Black History Month
Black history is change.Feb 20, 2020
My name is Ansa and I’ve been working at Change.org for nearly two years now. For me, it’s been a place where I can be my authentic self while advancing issues that are important to underrepresented communities. Every day, I get to help ordinary people launch petitions that have a chance to change the course of history.
This Black History Month, I’m inspired by the heroes in the black community who are making real-life impact. Because for me, black history is just that: the fight for — and celebration of — change for the better.
Please join me in reading a few stories about people who are leading powerful petitions. And meet a few of us who work at Change.org to help petition starters bring their campaigns to life:
Jerome is 17 years old and is a leader in the youth climate movement. Every week he protests outside the White House, and he’s even founded an organization focused on getting young people to vote. Last year, he started a petition for climate activist Greta Thunberg to be named Time’s Person of the Year — and he won! To Jerome, black history means fighting for a better tomorrow for all. Read about Jerome’s victory.
My colleague Rashawn has an amazing job. Right now, he’s empowering a community of tens of thousands of people who want to cut the cost of life-saving insulin. One by one, states like Illinois and Colorado are buckling under the public pressure to put price caps on insulin. Rashawn’s work is an incredible example of standing up for fairness in healthcare and beyond.
Rihanna started a petition to get better representation of the black community in emojis. She believes that #AfroHairMatters – and she has the support of almost 70,000 petition signers. Rihanna is making sure that everyone has the ability to see reflections of themselves online and in the world around them. Join Rihanna’s campaign.
Lindsay works at Change.org as the Director of Technical Recruiting. Her work ensures that diversity and inclusion are top of mind in the hiring process. Our recruiting team knows that our company is stronger when the people who work here come from diverse backgrounds. Lindsay and her team work with hiring managers on developing diverse pipelines and hiring processes that are fair and equitable.
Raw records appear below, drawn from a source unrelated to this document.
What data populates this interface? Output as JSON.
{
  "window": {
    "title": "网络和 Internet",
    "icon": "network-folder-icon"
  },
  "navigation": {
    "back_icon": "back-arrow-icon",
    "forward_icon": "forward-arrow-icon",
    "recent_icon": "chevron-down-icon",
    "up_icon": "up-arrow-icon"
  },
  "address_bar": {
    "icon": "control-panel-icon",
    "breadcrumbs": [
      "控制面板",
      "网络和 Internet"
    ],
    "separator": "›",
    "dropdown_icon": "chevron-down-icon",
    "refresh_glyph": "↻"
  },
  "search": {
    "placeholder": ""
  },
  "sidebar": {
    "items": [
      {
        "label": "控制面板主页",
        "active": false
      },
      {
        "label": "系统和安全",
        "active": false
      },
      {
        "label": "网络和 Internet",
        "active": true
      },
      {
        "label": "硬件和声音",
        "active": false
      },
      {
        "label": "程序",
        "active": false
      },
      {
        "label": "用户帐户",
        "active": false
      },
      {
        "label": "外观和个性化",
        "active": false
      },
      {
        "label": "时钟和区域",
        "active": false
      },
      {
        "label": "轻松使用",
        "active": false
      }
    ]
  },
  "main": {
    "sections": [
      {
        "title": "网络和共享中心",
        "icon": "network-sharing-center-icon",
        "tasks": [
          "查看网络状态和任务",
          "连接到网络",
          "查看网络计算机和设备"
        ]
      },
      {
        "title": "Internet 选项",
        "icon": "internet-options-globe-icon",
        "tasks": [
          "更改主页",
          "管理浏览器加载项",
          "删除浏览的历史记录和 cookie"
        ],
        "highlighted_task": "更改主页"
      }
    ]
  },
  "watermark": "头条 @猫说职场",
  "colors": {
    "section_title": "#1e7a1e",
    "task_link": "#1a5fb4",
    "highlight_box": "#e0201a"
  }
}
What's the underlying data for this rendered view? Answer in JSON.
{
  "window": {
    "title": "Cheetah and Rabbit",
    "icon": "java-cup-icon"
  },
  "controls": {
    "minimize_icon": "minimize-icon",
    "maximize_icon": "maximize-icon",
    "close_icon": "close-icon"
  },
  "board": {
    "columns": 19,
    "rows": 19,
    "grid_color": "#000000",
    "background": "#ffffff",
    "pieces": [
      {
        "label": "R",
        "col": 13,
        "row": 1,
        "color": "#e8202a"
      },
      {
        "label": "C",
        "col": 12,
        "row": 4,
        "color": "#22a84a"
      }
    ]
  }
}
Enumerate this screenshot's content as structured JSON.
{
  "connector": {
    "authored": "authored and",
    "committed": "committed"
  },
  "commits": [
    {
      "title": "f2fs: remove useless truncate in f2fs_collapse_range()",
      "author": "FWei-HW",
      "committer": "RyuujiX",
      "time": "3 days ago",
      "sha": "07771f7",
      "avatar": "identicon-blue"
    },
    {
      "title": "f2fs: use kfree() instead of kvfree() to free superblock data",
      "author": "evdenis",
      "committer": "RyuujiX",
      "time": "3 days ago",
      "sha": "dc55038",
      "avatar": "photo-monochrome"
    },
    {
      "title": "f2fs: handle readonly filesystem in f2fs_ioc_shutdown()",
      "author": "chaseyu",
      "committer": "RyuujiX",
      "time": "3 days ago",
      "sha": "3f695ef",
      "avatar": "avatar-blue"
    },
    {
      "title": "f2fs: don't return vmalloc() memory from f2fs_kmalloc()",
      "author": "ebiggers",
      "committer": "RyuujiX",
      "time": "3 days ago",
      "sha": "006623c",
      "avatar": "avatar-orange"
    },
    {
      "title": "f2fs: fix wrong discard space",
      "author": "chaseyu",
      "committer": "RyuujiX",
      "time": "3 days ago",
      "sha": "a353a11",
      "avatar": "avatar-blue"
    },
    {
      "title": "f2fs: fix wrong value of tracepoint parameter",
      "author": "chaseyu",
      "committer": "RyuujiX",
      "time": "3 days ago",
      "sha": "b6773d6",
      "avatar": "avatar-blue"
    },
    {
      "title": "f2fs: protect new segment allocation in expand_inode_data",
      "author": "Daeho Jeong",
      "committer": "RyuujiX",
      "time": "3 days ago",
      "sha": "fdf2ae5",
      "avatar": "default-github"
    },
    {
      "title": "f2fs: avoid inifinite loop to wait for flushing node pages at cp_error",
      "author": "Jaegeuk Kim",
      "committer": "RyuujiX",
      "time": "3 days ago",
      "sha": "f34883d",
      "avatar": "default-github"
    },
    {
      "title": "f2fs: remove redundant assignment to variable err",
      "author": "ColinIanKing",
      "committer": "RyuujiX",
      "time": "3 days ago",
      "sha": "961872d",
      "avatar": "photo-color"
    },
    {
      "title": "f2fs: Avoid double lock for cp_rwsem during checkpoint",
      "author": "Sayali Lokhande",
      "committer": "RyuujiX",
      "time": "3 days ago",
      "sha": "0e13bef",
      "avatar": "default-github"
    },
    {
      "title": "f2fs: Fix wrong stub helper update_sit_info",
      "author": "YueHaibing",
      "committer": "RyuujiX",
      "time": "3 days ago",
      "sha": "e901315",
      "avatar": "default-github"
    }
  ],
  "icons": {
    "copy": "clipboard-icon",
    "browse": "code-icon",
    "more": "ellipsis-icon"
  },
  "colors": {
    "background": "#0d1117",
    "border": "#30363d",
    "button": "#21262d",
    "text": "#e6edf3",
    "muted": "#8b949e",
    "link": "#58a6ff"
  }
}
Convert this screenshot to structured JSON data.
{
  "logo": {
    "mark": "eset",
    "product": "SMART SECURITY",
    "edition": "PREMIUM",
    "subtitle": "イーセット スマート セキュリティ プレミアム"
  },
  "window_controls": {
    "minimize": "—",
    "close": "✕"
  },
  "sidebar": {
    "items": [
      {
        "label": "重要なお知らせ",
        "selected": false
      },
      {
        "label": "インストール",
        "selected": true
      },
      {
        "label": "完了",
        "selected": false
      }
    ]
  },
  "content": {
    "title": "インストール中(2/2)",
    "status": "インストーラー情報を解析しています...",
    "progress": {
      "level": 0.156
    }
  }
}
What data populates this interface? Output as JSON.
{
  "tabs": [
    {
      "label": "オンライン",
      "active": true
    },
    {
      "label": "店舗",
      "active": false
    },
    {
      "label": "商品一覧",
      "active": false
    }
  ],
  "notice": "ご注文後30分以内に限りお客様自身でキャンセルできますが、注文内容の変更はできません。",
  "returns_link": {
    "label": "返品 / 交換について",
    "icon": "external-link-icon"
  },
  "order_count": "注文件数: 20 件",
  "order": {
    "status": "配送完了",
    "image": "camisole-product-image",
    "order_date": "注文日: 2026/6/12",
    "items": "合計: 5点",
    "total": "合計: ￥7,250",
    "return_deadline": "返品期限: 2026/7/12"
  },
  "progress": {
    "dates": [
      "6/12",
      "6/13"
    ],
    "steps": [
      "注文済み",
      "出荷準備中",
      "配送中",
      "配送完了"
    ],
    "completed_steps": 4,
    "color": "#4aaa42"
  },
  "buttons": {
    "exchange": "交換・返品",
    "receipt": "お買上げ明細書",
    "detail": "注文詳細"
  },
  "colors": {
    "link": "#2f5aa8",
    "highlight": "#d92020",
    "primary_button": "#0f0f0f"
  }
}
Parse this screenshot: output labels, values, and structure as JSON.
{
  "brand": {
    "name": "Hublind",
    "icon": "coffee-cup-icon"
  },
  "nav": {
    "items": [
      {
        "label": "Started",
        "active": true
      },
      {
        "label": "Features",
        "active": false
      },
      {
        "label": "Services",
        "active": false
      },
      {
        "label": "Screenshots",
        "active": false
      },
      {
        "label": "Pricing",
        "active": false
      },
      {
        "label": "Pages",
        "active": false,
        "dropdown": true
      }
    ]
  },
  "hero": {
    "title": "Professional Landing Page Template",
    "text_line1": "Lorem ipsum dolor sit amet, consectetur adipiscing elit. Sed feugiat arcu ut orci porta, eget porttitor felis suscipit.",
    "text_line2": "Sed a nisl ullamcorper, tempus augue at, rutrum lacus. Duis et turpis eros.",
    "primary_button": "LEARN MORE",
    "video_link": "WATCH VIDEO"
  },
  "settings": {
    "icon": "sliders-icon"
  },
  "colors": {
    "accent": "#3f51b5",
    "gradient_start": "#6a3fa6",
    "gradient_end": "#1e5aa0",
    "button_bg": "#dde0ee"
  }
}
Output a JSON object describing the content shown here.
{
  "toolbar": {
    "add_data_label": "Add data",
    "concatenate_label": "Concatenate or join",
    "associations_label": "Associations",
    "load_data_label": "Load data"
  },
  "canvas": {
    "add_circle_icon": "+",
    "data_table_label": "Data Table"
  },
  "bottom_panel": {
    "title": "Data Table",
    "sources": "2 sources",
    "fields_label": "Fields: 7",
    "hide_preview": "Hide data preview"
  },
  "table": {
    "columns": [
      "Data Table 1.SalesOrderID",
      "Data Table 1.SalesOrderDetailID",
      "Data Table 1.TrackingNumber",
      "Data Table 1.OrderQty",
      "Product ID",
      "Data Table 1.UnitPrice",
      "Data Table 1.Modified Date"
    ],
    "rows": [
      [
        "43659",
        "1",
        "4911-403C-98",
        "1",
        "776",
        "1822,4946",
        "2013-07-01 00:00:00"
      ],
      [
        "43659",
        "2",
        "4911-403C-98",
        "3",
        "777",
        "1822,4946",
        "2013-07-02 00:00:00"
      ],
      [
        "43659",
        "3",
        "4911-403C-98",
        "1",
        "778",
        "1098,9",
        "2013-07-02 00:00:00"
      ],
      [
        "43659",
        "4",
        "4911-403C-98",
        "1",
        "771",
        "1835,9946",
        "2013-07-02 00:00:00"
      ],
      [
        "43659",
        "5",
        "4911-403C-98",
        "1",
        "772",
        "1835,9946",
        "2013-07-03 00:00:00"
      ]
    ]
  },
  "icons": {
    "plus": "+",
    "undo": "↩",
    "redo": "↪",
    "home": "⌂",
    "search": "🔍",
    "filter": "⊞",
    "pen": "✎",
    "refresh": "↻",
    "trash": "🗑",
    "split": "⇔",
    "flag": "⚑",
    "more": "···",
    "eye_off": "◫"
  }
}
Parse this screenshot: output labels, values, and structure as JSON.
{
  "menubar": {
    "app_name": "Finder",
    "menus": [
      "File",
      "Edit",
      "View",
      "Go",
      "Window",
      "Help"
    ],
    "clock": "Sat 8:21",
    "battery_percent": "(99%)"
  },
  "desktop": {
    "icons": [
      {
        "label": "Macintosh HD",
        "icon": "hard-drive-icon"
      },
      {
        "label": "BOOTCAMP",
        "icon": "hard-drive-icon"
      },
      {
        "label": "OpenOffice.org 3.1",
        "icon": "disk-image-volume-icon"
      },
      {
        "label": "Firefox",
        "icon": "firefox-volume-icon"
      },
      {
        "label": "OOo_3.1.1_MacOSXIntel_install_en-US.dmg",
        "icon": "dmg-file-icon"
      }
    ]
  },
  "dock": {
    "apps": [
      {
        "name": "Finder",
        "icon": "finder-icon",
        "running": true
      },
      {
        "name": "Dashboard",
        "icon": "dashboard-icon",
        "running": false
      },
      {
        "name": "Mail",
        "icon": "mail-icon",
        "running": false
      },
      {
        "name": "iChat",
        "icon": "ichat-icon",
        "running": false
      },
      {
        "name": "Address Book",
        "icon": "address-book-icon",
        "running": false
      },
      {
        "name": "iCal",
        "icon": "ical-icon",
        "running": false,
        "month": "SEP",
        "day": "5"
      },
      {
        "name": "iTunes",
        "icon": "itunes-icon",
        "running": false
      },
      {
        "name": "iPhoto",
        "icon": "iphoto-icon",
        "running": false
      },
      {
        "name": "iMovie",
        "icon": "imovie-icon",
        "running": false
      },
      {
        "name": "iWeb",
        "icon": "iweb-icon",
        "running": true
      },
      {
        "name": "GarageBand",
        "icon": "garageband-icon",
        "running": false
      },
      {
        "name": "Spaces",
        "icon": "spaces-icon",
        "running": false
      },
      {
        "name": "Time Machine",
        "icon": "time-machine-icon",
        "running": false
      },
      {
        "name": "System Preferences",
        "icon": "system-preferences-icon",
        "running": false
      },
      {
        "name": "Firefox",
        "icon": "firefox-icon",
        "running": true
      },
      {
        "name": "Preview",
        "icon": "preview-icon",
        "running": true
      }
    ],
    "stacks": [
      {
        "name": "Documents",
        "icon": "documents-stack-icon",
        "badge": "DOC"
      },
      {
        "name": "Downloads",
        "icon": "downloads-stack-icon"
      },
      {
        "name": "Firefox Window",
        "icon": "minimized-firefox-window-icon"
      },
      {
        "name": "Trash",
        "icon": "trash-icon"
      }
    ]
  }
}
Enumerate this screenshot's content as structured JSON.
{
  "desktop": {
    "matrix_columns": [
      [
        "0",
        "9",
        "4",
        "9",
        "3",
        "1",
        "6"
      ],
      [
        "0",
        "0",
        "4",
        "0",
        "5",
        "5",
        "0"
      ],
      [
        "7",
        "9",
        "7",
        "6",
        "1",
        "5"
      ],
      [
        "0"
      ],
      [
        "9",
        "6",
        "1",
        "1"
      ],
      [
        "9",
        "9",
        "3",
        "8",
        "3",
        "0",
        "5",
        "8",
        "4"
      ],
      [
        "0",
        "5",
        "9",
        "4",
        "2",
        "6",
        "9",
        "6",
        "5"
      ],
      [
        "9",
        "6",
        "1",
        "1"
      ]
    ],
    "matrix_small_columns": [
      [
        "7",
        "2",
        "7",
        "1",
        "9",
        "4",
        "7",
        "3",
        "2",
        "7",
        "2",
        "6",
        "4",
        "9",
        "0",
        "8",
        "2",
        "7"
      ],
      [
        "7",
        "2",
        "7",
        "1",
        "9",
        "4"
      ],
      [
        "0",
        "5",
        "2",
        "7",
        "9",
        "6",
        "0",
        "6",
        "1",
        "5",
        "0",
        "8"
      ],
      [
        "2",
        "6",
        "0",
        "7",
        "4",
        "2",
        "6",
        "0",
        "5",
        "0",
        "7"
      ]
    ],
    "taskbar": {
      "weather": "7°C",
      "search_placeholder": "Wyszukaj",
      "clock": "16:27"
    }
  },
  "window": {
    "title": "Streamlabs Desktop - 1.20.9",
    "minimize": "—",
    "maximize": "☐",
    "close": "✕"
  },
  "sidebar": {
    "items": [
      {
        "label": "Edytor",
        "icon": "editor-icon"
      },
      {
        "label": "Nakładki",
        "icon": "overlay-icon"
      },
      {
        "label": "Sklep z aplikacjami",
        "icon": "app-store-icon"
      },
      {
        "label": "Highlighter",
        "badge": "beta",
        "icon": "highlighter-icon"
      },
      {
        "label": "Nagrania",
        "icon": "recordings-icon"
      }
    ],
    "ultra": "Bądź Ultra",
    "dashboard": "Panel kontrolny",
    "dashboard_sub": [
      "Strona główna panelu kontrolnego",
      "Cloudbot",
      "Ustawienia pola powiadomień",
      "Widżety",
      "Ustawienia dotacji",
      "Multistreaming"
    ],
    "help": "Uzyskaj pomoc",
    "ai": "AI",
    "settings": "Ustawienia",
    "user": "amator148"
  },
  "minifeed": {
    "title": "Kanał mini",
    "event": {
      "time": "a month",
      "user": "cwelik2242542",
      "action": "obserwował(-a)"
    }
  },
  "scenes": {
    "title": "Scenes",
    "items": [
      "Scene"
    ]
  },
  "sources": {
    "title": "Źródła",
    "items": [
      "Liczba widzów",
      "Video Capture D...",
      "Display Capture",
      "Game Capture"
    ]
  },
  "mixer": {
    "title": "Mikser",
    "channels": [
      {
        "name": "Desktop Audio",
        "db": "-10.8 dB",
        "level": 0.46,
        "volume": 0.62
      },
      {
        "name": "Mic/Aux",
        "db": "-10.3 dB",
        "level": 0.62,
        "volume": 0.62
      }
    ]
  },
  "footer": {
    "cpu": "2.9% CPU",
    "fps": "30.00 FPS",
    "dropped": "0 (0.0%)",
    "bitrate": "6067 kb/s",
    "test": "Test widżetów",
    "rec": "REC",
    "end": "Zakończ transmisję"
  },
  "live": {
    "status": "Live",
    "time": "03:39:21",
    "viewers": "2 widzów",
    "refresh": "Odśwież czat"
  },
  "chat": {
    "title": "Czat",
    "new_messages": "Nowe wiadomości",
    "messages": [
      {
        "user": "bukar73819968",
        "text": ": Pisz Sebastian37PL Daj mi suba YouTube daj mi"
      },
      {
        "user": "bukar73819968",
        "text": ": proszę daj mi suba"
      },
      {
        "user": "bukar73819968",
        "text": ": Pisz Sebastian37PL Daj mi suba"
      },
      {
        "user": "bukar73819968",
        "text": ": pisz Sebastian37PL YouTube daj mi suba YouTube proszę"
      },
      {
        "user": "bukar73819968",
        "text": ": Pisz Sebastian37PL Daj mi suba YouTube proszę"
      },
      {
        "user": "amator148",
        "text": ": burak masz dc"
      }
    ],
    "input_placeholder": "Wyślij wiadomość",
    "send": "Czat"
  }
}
Gene knows that the time for change is now. He’s rallying support to rename Alabama’s Edmund Pettus Bridge after the late Rep. John Lewis. The Selma, Alabama bridge is currently named for a former Confederate general turned U.S. Senator. Gene is fighting for a future where America’s hurtful past is no longer celebrated. Sign Gene’s petition
There are countless others changing the course of black history every single day. The fight for fairness, equality, and justice is brought to life by petition starters like Gene and Jerome, as well as my colleagues here at Change.org. Together, we will continue to make change that impacts underrepresented communities around the country — and the world.
Thank you for all that you do. Keep fighting. Keep changing.